BEGIN RECORD SET

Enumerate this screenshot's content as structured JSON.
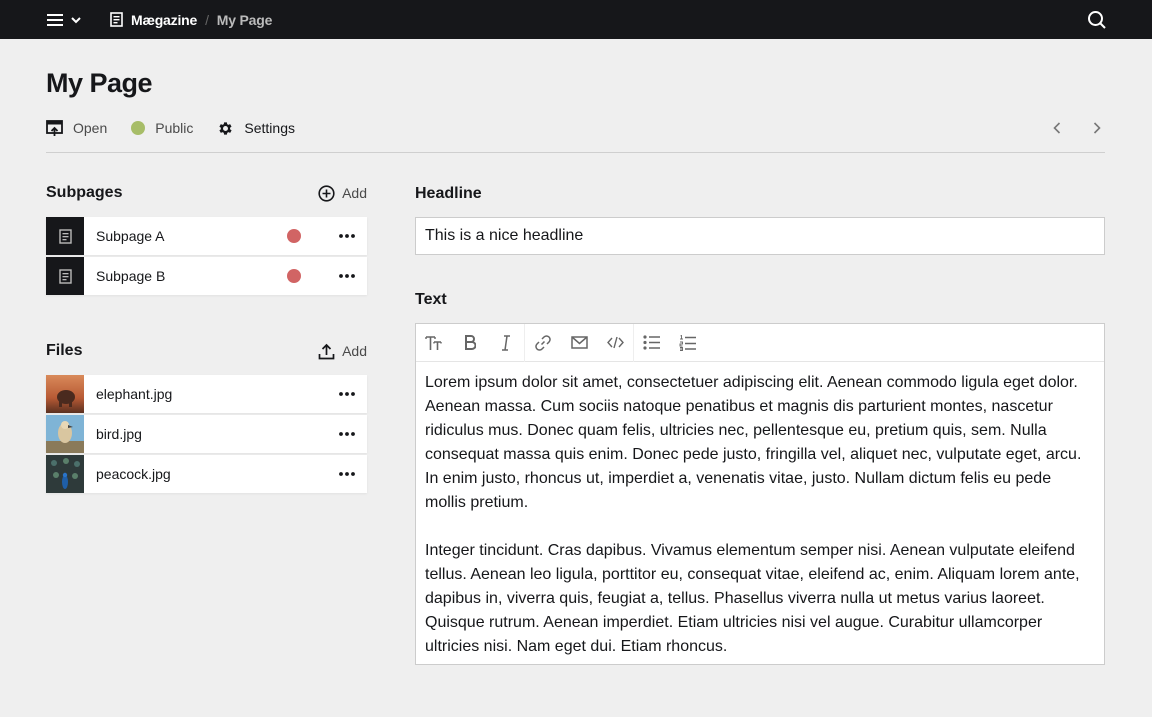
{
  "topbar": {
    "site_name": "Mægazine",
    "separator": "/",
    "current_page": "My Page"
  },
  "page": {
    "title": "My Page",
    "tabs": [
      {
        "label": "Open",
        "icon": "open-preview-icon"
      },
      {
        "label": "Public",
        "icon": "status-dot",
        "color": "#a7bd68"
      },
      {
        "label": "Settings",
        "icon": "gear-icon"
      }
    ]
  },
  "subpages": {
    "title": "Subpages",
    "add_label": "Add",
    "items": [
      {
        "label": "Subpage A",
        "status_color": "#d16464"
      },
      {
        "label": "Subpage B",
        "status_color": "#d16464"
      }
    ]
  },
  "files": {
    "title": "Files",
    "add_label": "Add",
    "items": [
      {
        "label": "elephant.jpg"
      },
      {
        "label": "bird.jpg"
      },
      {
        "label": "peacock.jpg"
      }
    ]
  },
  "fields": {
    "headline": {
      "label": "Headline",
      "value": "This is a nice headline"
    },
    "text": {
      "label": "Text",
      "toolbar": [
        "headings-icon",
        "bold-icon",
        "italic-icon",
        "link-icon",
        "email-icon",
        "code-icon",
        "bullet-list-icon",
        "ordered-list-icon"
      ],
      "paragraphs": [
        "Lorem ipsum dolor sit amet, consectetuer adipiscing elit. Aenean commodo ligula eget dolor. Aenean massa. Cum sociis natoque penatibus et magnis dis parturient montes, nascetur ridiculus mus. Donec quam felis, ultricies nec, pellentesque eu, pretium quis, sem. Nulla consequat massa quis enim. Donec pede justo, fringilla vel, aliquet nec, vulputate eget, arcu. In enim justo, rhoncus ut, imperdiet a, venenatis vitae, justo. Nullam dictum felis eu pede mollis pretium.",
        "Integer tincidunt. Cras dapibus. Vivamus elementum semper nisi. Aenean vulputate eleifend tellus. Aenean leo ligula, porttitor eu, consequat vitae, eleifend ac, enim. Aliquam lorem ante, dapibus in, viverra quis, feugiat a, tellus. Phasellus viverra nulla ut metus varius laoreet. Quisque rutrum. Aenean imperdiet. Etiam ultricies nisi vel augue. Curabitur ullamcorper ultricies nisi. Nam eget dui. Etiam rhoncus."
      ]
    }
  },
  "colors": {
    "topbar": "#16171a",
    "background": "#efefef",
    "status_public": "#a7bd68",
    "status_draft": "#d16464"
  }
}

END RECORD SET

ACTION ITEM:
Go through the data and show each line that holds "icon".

RESULT OF THIS TASK:
        "icon": "open-preview-icon"
        "icon": "status-dot",
        "icon": "gear-icon"
        "headings-icon",
        "bold-icon",
        "italic-icon",
        "link-icon",
        "email-icon",
        "code-icon",
        "bullet-list-icon",
        "ordered-list-icon"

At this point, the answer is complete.